Your instructions: The records follow. Retype them without a single change.

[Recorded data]
════════════════
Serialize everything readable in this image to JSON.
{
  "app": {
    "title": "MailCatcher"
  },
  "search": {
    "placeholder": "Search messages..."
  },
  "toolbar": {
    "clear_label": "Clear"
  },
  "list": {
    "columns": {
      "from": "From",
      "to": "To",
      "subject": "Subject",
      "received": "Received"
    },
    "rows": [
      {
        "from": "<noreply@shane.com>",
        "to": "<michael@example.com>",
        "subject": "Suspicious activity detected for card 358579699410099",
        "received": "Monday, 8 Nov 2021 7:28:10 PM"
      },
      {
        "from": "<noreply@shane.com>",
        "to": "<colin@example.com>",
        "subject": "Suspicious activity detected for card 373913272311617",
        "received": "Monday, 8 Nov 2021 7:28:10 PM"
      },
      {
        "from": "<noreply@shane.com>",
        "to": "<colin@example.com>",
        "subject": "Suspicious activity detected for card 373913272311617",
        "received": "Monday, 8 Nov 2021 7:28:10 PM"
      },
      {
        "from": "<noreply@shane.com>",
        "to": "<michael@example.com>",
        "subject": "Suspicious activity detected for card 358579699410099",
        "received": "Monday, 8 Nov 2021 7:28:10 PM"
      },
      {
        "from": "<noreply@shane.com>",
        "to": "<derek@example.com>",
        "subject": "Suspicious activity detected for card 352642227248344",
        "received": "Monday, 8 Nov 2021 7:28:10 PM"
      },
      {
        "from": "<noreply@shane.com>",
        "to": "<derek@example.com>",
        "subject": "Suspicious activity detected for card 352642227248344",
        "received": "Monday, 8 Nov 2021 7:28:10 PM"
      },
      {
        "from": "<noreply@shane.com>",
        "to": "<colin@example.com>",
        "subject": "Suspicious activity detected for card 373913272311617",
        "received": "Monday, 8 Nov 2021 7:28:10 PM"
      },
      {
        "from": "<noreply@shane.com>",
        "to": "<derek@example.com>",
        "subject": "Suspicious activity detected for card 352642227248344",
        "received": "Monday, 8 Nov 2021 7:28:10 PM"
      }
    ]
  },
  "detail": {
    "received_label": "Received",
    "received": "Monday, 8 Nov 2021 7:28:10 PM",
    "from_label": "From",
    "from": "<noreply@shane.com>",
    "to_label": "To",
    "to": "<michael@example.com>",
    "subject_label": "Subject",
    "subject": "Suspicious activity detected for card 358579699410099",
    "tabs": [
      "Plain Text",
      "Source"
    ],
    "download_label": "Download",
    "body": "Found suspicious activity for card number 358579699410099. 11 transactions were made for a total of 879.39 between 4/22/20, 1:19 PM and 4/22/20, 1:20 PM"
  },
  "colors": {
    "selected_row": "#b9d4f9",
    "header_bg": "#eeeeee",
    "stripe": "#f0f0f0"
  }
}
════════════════
Task answer:
Serialize everything readable in this image to JSON.
{
  "app": {
    "title": "MailCatcher"
  },
  "search": {
    "placeholder": "Search messages..."
  },
  "toolbar": {
    "clear_label": "Clear"
  },
  "list": {
    "columns": {
      "from": "From",
      "to": "To",
      "subject": "Subject",
      "received": "Received"
    },
    "rows": [
      {
        "from": "<noreply@shane.com>",
        "to": "<michael@example.com>",
        "subject": "Suspicious activity detected for card 358579699410099",
        "received": "Monday, 8 Nov 2021 7:28:10 PM"
      },
      {
        "from": "<noreply@shane.com>",
        "to": "<colin@example.com>",
        "subject": "Suspicious activity detected for card 373913272311617",
        "received": "Monday, 8 Nov 2021 7:28:10 PM"
      },
      {
        "from": "<noreply@shane.com>",
        "to": "<colin@example.com>",
        "subject": "Suspicious activity detected for card 373913272311617",
        "received": "Monday, 8 Nov 2021 7:28:10 PM"
      },
      {
        "from": "<noreply@shane.com>",
        "to": "<michael@example.com>",
        "subject": "Suspicious activity detected for card 358579699410099",
        "received": "Monday, 8 Nov 2021 7:28:10 PM"
      },
      {
        "from": "<noreply@shane.com>",
        "to": "<derek@example.com>",
        "subject": "Suspicious activity detected for card 352642227248344",
        "received": "Monday, 8 Nov 2021 7:28:10 PM"
      },
      {
        "from": "<noreply@shane.com>",
        "to": "<derek@example.com>",
        "subject": "Suspicious activity detected for card 352642227248344",
        "received": "Monday, 8 Nov 2021 7:28:10 PM"
      },
      {
        "from": "<noreply@shane.com>",
        "to": "<colin@example.com>",
        "subject": "Suspicious activity detected for card 373913272311617",
        "received": "Monday, 8 Nov 2021 7:28:10 PM"
      },
      {
        "from": "<noreply@shane.com>",
        "to": "<derek@example.com>",
        "subject": "Suspicious activity detected for card 352642227248344",
        "received": "Monday, 8 Nov 2021 7:28:10 PM"
      }
    ]
  },
  "detail": {
    "received_label": "Received",
    "received": "Monday, 8 Nov 2021 7:28:10 PM",
    "from_label": "From",
    "from": "<noreply@shane.com>",
    "to_label": "To",
    "to": "<michael@example.com>",
    "subject_label": "Subject",
    "subject": "Suspicious activity detected for card 358579699410099",
    "tabs": [
      "Plain Text",
      "Source"
    ],
    "download_label": "Download",
    "body": "Found suspicious activity for card number 358579699410099. 11 transactions were made for a total of 879.39 between 4/22/20, 1:19 PM and 4/22/20, 1:20 PM"
  },
  "colors": {
    "selected_row": "#b9d4f9",
    "header_bg": "#eeeeee",
    "stripe": "#f0f0f0"
  }
}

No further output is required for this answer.